▶ THE TASK
Your answer should consist of the lines in the data below that contain "JSON".

▶ Web page and app entries
####

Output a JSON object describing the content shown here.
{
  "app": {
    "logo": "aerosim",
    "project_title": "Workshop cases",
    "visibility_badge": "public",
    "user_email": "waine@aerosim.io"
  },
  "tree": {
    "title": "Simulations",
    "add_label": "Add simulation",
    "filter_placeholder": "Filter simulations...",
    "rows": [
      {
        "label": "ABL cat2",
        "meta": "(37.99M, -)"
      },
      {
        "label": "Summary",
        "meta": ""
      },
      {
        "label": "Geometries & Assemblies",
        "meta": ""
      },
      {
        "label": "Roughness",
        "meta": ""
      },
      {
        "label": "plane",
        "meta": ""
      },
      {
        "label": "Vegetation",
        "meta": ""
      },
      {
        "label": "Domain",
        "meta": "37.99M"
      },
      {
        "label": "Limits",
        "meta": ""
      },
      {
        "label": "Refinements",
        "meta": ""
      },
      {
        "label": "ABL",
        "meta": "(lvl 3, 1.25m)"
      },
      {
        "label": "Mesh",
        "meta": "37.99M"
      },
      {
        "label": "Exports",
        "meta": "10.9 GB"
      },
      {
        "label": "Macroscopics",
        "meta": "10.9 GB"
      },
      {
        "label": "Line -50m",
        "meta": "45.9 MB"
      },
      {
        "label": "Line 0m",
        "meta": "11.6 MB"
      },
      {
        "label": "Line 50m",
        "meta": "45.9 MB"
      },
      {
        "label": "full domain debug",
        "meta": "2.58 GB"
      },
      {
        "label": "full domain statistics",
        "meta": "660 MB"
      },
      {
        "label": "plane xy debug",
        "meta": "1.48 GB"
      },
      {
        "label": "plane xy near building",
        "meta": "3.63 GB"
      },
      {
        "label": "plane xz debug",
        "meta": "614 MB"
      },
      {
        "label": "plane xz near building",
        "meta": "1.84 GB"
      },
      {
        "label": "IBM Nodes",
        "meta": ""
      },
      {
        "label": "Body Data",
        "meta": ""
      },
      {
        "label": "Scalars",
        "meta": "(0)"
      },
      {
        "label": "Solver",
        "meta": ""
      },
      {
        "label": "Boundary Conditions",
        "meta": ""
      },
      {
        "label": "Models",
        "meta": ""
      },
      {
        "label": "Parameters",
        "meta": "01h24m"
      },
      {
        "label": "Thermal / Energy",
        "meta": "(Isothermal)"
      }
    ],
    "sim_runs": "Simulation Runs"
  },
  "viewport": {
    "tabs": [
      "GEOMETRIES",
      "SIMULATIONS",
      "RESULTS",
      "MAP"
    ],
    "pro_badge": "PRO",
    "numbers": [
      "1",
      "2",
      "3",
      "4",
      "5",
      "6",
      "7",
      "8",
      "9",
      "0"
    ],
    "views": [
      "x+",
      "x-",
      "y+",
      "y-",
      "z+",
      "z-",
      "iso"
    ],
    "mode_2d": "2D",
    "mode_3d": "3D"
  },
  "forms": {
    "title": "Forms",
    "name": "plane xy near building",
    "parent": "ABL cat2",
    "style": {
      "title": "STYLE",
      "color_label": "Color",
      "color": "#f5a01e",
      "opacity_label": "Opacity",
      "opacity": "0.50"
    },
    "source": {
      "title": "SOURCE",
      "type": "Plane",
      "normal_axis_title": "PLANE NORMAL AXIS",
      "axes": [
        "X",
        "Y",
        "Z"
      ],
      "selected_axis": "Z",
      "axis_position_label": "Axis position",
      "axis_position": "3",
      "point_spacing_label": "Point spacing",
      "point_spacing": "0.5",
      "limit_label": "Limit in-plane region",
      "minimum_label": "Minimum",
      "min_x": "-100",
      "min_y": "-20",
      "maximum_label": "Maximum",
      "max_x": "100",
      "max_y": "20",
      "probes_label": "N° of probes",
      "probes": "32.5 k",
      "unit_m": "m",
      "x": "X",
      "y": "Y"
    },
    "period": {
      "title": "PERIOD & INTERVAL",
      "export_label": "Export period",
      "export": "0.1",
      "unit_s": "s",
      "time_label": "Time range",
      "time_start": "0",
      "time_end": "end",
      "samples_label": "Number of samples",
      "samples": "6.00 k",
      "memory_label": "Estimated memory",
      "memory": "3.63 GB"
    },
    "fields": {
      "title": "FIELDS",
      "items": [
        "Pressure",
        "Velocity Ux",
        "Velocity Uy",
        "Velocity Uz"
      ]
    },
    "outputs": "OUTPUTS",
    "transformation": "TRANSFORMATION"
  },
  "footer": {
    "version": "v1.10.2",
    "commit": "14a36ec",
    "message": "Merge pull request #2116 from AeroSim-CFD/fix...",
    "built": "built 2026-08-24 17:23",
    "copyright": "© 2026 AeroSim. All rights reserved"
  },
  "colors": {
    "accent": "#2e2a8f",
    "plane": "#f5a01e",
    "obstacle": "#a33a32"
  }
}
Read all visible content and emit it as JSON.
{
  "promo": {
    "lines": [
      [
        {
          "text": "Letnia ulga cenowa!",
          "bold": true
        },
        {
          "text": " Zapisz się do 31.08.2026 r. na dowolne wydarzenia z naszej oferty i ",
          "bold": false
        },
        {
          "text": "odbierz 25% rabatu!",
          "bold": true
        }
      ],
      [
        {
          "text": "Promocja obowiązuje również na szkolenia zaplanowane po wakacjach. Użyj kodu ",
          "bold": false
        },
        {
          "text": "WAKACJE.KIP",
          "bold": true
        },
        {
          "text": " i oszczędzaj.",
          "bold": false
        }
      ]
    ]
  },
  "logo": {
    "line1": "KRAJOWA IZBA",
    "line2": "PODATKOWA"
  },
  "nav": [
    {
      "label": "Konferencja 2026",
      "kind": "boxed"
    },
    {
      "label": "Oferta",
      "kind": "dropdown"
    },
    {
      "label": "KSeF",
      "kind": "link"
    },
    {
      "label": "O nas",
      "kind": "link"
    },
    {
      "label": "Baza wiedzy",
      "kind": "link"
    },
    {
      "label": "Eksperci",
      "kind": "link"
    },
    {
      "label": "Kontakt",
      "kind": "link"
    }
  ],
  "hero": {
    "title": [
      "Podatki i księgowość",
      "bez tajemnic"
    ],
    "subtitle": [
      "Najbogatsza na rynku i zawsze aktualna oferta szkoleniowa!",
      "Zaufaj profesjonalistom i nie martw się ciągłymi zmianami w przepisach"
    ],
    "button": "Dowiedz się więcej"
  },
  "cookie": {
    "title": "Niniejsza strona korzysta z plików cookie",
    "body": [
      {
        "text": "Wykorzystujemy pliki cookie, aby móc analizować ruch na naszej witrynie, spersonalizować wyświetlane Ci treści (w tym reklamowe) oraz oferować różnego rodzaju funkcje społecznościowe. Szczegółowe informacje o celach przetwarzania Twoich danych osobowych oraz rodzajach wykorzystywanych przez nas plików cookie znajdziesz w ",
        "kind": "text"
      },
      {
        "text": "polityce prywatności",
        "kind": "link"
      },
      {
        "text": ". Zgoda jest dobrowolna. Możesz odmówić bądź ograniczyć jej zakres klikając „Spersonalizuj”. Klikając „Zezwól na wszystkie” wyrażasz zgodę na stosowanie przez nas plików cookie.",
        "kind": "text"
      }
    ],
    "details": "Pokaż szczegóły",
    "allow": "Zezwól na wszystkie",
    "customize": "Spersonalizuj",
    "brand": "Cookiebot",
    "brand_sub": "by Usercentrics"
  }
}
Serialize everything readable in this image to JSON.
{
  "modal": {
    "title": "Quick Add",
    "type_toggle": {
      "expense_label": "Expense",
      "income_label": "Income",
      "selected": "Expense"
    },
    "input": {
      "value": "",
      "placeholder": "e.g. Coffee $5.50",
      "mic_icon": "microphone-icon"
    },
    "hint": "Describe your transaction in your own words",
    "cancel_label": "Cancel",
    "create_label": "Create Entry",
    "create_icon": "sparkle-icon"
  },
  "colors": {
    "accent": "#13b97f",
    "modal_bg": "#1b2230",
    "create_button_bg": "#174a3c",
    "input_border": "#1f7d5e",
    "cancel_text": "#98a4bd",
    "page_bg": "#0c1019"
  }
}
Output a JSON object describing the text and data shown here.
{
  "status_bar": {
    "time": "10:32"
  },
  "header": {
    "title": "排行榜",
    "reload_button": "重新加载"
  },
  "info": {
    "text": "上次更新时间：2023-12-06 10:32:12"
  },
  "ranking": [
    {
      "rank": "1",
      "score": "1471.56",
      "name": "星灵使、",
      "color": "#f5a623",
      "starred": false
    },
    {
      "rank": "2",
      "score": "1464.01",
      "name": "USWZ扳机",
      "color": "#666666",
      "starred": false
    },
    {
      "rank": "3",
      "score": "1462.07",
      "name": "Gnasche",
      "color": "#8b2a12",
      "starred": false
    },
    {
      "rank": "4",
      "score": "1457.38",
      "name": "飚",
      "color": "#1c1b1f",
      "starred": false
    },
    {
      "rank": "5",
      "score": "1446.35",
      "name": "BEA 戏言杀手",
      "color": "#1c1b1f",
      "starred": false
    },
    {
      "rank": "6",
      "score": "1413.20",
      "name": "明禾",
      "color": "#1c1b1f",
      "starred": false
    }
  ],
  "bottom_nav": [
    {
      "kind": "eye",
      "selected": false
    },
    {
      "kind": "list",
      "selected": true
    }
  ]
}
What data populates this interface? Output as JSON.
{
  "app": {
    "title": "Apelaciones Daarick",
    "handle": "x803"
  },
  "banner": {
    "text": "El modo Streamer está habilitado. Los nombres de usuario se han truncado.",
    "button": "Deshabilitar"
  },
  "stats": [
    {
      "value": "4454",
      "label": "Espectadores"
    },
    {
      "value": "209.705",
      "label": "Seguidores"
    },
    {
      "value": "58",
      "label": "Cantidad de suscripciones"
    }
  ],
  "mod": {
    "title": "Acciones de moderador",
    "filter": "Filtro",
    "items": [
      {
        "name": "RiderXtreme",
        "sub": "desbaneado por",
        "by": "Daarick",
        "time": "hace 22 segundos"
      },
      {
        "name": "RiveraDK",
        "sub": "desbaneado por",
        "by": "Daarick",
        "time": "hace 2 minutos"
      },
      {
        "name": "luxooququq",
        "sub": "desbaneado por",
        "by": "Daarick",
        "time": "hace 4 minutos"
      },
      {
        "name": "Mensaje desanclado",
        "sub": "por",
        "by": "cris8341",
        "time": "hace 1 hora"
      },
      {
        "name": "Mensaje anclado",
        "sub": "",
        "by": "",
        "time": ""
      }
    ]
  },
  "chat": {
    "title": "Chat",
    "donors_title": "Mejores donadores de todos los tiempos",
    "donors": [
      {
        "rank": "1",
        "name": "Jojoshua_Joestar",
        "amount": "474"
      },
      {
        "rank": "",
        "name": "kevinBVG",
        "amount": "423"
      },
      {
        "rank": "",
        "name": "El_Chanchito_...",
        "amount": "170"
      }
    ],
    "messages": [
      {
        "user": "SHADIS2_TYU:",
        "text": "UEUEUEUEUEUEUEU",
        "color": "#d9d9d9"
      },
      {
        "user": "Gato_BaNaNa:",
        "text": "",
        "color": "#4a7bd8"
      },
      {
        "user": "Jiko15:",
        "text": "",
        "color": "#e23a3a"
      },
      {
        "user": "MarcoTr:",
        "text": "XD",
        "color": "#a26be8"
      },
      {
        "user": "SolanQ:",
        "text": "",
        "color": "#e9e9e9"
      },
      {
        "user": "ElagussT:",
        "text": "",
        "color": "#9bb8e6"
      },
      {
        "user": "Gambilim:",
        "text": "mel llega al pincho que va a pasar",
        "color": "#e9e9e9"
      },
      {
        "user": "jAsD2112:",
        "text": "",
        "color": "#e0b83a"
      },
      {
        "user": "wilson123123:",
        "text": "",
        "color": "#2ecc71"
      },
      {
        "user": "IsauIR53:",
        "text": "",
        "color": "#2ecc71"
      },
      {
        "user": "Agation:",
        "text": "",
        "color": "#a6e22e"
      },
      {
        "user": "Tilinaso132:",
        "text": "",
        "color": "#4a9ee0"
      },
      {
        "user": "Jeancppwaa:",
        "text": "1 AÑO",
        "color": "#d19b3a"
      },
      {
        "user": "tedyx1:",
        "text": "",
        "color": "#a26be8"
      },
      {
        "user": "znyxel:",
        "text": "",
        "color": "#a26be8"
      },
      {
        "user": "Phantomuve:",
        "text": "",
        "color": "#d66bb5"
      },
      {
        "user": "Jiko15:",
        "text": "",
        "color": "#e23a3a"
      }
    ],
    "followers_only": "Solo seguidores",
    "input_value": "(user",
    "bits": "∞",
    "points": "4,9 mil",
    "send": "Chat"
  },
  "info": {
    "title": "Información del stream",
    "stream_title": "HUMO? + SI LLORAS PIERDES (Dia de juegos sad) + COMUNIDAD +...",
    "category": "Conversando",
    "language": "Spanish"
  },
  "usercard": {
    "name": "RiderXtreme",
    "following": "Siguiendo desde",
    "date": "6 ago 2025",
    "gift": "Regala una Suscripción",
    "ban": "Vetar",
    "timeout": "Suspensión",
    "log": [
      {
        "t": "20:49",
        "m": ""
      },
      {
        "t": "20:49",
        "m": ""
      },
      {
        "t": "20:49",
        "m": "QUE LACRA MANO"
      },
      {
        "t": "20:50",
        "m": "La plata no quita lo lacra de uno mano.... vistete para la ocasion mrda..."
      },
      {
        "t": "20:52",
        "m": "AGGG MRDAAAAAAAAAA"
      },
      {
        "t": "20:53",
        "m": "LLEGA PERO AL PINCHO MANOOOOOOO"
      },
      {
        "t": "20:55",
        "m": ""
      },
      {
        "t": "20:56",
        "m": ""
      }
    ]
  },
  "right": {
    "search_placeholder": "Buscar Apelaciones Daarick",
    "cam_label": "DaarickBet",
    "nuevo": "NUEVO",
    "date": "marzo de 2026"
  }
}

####

▶ RESULT
Output a JSON object describing the content shown here.
Read all visible content and emit it as JSON.
Serialize everything readable in this image to JSON.
Output a JSON object describing the text and data shown here.
What data populates this interface? Output as JSON.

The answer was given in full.